* [Task item] Search the entries for the word "controllers" and report each line that has it.

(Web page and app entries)
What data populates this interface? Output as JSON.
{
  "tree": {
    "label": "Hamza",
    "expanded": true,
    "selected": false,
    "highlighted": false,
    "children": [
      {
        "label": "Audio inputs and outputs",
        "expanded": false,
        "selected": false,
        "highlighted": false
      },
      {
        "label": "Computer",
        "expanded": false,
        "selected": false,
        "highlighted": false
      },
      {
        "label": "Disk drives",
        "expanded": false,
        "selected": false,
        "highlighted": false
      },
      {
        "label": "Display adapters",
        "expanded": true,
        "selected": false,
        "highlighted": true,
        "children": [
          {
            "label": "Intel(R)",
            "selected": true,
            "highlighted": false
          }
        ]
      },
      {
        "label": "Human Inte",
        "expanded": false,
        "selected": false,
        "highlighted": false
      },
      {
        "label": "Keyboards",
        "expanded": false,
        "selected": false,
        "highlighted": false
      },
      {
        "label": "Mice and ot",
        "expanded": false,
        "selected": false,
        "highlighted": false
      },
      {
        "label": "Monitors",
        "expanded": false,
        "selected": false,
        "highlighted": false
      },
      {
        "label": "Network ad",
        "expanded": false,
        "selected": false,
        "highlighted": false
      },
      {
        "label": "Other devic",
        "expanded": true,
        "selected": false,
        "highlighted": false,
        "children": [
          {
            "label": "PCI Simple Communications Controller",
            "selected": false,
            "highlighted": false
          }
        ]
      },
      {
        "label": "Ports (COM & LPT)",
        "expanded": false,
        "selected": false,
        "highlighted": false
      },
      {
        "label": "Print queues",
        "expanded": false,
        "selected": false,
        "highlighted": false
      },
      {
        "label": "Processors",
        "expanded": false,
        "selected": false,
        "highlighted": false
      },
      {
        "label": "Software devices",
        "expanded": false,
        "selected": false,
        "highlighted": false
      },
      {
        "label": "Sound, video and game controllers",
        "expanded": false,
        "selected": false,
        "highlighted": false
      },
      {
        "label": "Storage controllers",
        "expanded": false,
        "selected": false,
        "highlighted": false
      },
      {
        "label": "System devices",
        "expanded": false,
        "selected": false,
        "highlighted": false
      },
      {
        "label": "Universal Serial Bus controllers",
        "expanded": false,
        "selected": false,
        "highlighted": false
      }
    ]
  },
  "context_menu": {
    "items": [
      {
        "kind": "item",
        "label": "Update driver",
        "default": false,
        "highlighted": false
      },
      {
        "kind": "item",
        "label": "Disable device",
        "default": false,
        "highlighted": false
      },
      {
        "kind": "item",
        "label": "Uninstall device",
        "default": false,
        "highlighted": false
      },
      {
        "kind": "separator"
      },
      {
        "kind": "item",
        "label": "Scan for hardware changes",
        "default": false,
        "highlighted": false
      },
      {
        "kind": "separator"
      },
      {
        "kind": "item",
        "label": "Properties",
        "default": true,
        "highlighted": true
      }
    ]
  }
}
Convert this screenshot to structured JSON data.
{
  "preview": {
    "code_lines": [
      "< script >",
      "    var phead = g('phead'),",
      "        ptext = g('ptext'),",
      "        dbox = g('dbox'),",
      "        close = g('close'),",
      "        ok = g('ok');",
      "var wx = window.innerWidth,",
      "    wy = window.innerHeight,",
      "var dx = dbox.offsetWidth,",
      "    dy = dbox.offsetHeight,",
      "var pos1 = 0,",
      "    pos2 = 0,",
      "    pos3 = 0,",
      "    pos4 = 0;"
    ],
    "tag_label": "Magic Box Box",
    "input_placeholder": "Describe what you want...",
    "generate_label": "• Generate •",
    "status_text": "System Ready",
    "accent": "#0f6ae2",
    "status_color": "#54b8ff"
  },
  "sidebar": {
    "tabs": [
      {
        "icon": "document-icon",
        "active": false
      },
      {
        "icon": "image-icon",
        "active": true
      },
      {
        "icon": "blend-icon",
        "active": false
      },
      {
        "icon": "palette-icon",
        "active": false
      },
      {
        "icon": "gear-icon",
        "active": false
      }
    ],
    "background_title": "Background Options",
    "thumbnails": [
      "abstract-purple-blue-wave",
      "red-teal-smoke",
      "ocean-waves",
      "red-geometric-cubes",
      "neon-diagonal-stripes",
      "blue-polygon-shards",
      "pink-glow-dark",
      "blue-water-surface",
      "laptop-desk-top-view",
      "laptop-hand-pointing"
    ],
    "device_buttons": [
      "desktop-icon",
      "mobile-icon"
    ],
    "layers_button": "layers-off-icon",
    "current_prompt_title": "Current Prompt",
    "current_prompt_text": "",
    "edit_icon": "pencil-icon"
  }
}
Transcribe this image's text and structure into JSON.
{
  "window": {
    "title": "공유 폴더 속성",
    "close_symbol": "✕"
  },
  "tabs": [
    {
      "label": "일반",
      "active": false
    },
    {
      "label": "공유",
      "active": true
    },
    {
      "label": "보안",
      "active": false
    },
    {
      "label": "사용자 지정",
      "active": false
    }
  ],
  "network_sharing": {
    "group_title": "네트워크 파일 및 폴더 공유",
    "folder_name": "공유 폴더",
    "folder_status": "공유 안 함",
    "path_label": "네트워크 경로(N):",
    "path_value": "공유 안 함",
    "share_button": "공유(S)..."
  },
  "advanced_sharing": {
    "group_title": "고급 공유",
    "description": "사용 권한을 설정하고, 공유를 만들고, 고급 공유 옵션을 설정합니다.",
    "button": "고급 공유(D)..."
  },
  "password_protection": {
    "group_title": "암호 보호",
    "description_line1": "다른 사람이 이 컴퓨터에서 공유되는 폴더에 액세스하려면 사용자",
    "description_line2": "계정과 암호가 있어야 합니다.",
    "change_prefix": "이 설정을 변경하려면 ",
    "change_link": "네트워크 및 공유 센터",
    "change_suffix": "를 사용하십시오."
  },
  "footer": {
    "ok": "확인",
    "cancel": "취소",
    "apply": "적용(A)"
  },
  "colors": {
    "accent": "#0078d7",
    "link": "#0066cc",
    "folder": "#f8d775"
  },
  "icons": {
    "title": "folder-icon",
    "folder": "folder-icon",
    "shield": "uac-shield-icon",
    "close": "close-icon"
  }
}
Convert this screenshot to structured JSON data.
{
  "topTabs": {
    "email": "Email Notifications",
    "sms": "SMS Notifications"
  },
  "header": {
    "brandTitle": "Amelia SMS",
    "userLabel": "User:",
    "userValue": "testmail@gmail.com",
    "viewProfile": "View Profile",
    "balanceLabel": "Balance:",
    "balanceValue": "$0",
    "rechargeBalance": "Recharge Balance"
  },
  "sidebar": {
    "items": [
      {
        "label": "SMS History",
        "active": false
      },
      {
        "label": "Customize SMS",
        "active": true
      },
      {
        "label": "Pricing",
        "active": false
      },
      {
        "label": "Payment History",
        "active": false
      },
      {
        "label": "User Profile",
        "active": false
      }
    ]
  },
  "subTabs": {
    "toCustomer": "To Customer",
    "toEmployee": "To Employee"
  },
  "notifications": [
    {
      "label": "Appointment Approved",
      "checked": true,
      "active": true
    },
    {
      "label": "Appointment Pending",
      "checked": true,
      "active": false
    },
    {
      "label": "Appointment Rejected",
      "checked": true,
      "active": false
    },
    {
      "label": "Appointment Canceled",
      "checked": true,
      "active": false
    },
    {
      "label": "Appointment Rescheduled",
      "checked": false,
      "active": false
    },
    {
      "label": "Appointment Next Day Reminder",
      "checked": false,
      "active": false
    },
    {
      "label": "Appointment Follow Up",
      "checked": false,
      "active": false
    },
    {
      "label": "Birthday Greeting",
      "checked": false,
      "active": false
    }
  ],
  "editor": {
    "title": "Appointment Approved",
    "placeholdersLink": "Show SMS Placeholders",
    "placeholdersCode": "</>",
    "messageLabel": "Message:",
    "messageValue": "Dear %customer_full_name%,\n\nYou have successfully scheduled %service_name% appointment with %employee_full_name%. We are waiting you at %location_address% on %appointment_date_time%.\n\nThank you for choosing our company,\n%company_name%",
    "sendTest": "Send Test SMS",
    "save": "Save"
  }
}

* [Reply]
        "label": "Sound, video and game controllers",
        "label": "Storage controllers",
        "label": "Universal Serial Bus controllers",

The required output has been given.